We visited senior officials Tamrat and Mussie at Manicho Health Centre. They were pleased with the selection of Malga for the BL/DDP project, where HTP rates have been particularly high, and the focus on girls and women, who are most vulnerable.
They are concerned about the health effects of HTP, and one of their priorities is to reduce the number of traditional home births, which often entail questionable umbilical practices. They are trying to encourage women to attend health centres, give birth with the support of trained professionals, and benefit from ante- and postnatal services.
If something goes wrong at home, it is very hard to get an ambulance in time because of the poor phone network and absence of paved roads. So they are glad that our project was able to equip a waiting room at each health centre, enabling women to stay overnight. We looked into their waiting room – a elegant traditional Sidama building, if a bit dark inside – to find an expectant mother, and female relatives of another woman who was in the delivery room.

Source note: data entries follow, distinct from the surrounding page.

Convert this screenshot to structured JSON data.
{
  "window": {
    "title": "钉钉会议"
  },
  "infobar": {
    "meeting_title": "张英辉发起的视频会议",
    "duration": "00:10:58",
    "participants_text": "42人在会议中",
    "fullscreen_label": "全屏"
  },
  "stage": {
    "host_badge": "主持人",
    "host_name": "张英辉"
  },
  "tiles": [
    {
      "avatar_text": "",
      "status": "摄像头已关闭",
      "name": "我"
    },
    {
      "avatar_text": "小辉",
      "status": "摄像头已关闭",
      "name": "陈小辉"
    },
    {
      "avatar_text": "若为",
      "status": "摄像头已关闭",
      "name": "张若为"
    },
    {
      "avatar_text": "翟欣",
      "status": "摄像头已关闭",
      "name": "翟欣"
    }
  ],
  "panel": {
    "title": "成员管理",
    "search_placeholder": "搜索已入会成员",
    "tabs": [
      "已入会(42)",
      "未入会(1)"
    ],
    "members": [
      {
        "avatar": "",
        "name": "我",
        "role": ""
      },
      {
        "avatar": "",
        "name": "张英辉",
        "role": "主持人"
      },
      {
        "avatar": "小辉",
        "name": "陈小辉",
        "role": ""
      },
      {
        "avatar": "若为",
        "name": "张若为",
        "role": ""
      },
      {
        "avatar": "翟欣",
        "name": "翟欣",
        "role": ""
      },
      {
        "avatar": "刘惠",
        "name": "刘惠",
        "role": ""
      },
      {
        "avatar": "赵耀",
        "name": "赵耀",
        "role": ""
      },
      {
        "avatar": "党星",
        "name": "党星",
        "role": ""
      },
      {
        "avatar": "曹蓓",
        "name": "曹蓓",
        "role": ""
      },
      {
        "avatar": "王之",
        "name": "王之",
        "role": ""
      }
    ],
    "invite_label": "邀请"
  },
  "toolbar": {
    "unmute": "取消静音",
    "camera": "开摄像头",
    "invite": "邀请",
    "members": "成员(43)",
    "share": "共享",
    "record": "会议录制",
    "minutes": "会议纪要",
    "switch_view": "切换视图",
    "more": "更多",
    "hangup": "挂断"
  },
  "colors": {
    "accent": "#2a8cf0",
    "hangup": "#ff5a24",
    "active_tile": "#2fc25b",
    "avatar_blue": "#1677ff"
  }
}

84% of deliveries used to take place at home, but it has come down to 37%, and the number of stillbirths has been reduced from 5-6 a year to just one in the last 9 months. Maternal mortality is down, too, and their healthcare work goes hand-in-hand with prevention and awareness-raising through health extension workers (HEWs), youth services and work with schools.
Before the project, HTP didn’t get sufficient attention, but the training for staff and officials, HEWs and others has increased capacity and a sense of local ownership; issues like FGM are firmly on the agenda. The age for marriage and pregnancy is going up: now most are 19+, partly thanks to the religious leaders confronting early marriage and polygamy.
Tamrat and Mussie think that eliminating HTP is a very realistic prospect. People used to carry out FGM as a job, but now they have reformed and been assisted into alternative livelihoods. Traditional birth attendants have also been trained and now encourage women to opt for health centre deliveries. “The future looks promising,” says Mussie.